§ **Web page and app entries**
*** Begin section ***
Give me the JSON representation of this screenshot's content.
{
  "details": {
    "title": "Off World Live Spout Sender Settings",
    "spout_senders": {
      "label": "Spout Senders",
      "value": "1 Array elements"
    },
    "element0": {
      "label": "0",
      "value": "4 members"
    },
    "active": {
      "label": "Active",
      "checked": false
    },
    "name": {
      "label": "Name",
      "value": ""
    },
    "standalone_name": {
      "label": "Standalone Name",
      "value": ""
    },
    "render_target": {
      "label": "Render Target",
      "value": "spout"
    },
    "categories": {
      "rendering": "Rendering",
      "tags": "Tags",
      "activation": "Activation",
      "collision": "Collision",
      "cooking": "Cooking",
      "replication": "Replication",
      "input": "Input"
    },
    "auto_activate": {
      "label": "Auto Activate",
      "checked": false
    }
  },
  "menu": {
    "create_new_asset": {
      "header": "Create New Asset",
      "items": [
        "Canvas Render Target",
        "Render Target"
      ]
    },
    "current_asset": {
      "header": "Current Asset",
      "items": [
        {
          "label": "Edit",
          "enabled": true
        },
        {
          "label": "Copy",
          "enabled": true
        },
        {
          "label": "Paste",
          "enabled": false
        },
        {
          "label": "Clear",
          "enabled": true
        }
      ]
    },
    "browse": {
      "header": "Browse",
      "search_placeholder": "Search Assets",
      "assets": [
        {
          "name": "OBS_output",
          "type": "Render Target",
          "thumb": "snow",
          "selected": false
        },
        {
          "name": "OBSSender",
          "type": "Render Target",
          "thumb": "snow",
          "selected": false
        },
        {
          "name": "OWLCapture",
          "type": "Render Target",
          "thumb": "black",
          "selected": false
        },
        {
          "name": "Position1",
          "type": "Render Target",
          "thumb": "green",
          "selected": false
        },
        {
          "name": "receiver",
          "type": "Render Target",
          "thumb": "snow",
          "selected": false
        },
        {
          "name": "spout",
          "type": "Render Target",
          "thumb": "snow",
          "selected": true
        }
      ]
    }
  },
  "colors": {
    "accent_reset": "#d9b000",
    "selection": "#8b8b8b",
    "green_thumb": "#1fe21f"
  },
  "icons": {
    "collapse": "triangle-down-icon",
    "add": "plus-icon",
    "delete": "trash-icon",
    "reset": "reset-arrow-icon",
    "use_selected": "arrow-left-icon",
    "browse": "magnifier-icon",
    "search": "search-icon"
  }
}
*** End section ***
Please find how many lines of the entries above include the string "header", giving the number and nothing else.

3